Parks & Recreation (NBC) The network doesn’t realize it, but Parks & Recreation is the new Office: It’s effortlessly ridiculous, there’s not a weak link in the cast, and—here’s the kicker, Office zombies—it’s consistently funny as hell. Entertainment 720 forever!
Sons of Anarchy (FX) Relax, it’s just pulp fiction—not everything needs to be taken as seriously as Boardwalk Empire. Kurt Sutter’s addictive, occasionally messy biker drama hit tense new heights in Season 4, veering from The Sopranos into The Shield territory.
Shameless (Showtime) A deadbeat drunk dad (William H. Macy) who neglects his kids, who in turn scrape by through any extra-legal means necessary, all in grimy Southside Chicago—high comedy? Hell yes, and Emmy Rossum deserves, well, an Emmy.
Community (NBC) As the fan-cult already knows, Community is currently “on hiatus” until it’s “not on hiatus.” My solution: Dan Harmon and his band of sitcom anarchists should trim the show to 15 minutes and sell it to Adult Swim. It’s too good for NBC.
American Horror Story (FX) Love it or hate it or really love it or really hate it, everybody is still talking about American Horror Story. Not even Ryan Murphy’s old Nip/Tuck went to the edge so often and so gleefully (heh) jumped. Good luck topping it next year, Ryan.

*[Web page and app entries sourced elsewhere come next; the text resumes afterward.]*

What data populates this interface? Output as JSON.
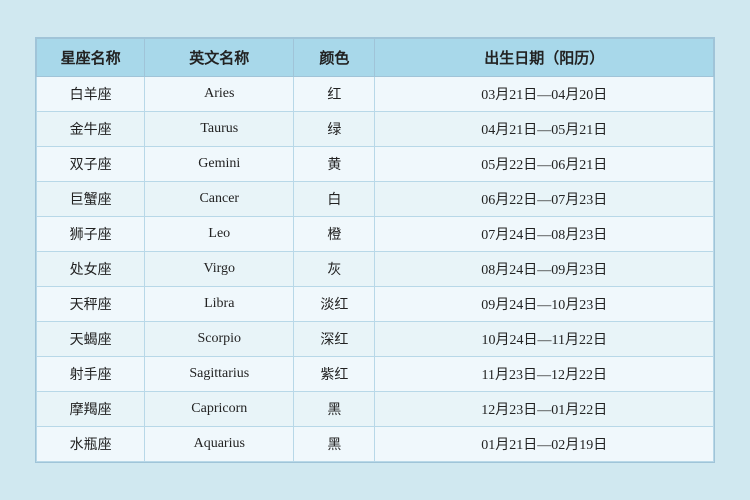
{
  "table": {
    "headers": [
      "星座名称",
      "英文名称",
      "颜色",
      "出生日期（阳历）"
    ],
    "rows": [
      {
        "chinese": "白羊座",
        "english": "Aries",
        "color": "红",
        "date": "03月21日—04月20日"
      },
      {
        "chinese": "金牛座",
        "english": "Taurus",
        "color": "绿",
        "date": "04月21日—05月21日"
      },
      {
        "chinese": "双子座",
        "english": "Gemini",
        "color": "黄",
        "date": "05月22日—06月21日"
      },
      {
        "chinese": "巨蟹座",
        "english": "Cancer",
        "color": "白",
        "date": "06月22日—07月23日"
      },
      {
        "chinese": "狮子座",
        "english": "Leo",
        "color": "橙",
        "date": "07月24日—08月23日"
      },
      {
        "chinese": "处女座",
        "english": "Virgo",
        "color": "灰",
        "date": "08月24日—09月23日"
      },
      {
        "chinese": "天秤座",
        "english": "Libra",
        "color": "淡红",
        "date": "09月24日—10月23日"
      },
      {
        "chinese": "天蝎座",
        "english": "Scorpio",
        "color": "深红",
        "date": "10月24日—11月22日"
      },
      {
        "chinese": "射手座",
        "english": "Sagittarius",
        "color": "紫红",
        "date": "11月23日—12月22日"
      },
      {
        "chinese": "摩羯座",
        "english": "Capricorn",
        "color": "黑",
        "date": "12月23日—01月22日"
      },
      {
        "chinese": "水瓶座",
        "english": "Aquarius",
        "color": "黑",
        "date": "01月21日—02月19日"
      }
    ]
  }
}
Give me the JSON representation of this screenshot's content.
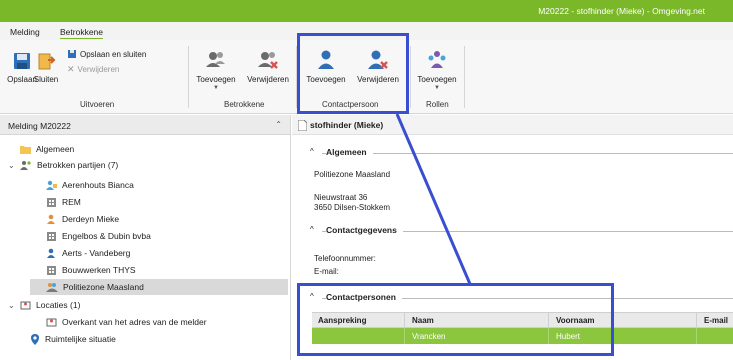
{
  "window": {
    "title": "M20222 - stofhinder (Mieke) - Omgeving.net"
  },
  "ribbon": {
    "tabs": [
      {
        "label": "Melding"
      },
      {
        "label": "Betrokkene"
      }
    ],
    "uitvoeren": {
      "label": "Uitvoeren",
      "save": "Opslaan",
      "close": "Sluiten",
      "save_close": "Opslaan en sluiten",
      "delete": "Verwijderen"
    },
    "betrokkene": {
      "label": "Betrokkene",
      "add": "Toevoegen",
      "remove": "Verwijderen"
    },
    "contactpersoon": {
      "label": "Contactpersoon",
      "add": "Toevoegen",
      "remove": "Verwijderen"
    },
    "rollen": {
      "label": "Rollen",
      "add": "Toevoegen"
    }
  },
  "sidebar": {
    "title": "Melding M20222",
    "items": [
      {
        "label": "Algemeen",
        "icon": "folder-icon"
      },
      {
        "label": "Betrokken partijen (7)",
        "icon": "people-icon"
      },
      {
        "label": "Aerenhouts Bianca",
        "icon": "contact-card-icon"
      },
      {
        "label": "REM",
        "icon": "building-icon"
      },
      {
        "label": "Derdeyn Mieke",
        "icon": "person-icon"
      },
      {
        "label": "Engelbos & Dubin bvba",
        "icon": "building-icon"
      },
      {
        "label": "Aerts - Vandeberg",
        "icon": "person-icon"
      },
      {
        "label": "Bouwwerken THYS",
        "icon": "building-icon"
      },
      {
        "label": "Politiezone Maasland",
        "icon": "handshake-icon"
      },
      {
        "label": "Locaties (1)",
        "icon": "location-icon"
      },
      {
        "label": "Overkant van het adres van de melder",
        "icon": "location-icon"
      },
      {
        "label": "Ruimtelijke situatie",
        "icon": "map-pin-icon"
      }
    ]
  },
  "main": {
    "header": "stofhinder (Mieke)",
    "algemeen": {
      "title": "Algemeen",
      "name": "Politiezone Maasland",
      "street": "Nieuwstraat 36",
      "city": "3650 Dilsen-Stokkem"
    },
    "contactgegevens": {
      "title": "Contactgegevens",
      "phone_label": "Telefoonnummer:",
      "email_label": "E-mail:"
    },
    "contactpersonen": {
      "title": "Contactpersonen",
      "columns": [
        "Aanspreking",
        "Naam",
        "Voornaam",
        "E-mail"
      ],
      "rows": [
        {
          "aanspreking": "",
          "naam": "Vrancken",
          "voornaam": "Hubert",
          "email": ""
        }
      ]
    }
  },
  "colors": {
    "titlebar": "#7ab829",
    "selected_row": "#8cc63f",
    "highlight": "#3a4fd0"
  }
}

Californication (Showtime) Waaay back in March of this year, Californication wrapped an excellent, debauched fourth season in a sweet series-finale bow. And then it was picked up for a fifth (premiering Jan. 8, 2012). You really can’t kill Hank Moody.
And let’s not forget: Archer, It’s Always Sunny In Philadelphia, The League, Wilfred, The Walking Dead, Doctor Who, Death Valley, Portlandia, Boardwalk Empire, Bored to Death, Game of Thrones, Hung, Episodes, Weeds, Boss, Cougar Town, Happy Endings, Revenge, Suburgatory, Up All Night and Fringe.
Hart of Dixie (The CW) Something never said lightly: The stoopidest series on The CW.
Glee (Fox) Either cut the songs or kill the show. Actually, do both.
Dance Moms (Lifetime) For those who find Toddlers & Tiaras too “thinky,” there’s this.
I Hate My Teenage Daughter (Fox) Mike & Molly, turn over the retro-wretched crown.
Terra Nova (Fox) This is what you get for millions of dollars?
The X Factor (Fox) This is what you get for billions of dollars?
Pan Am (ABC) At least it’s not The Playboy Club. Or Charlie’s Angels. Still sucks, though.
New Girl (Fox) Zoey’s “charms” aside, New Girl is barely a skit, much less a series.
Entourage (HBO) Vince and the boys go out as total pussies. And now, a movie?
Enlightened (HBO) They canceled Bored to Death and Hung, but kept this “comedy.” I’d rather watch an Entourage movie.
And let’s never again speak of: Any Kardashian show, any Bachelor/Bachelorette show, any dancing show or any singing show.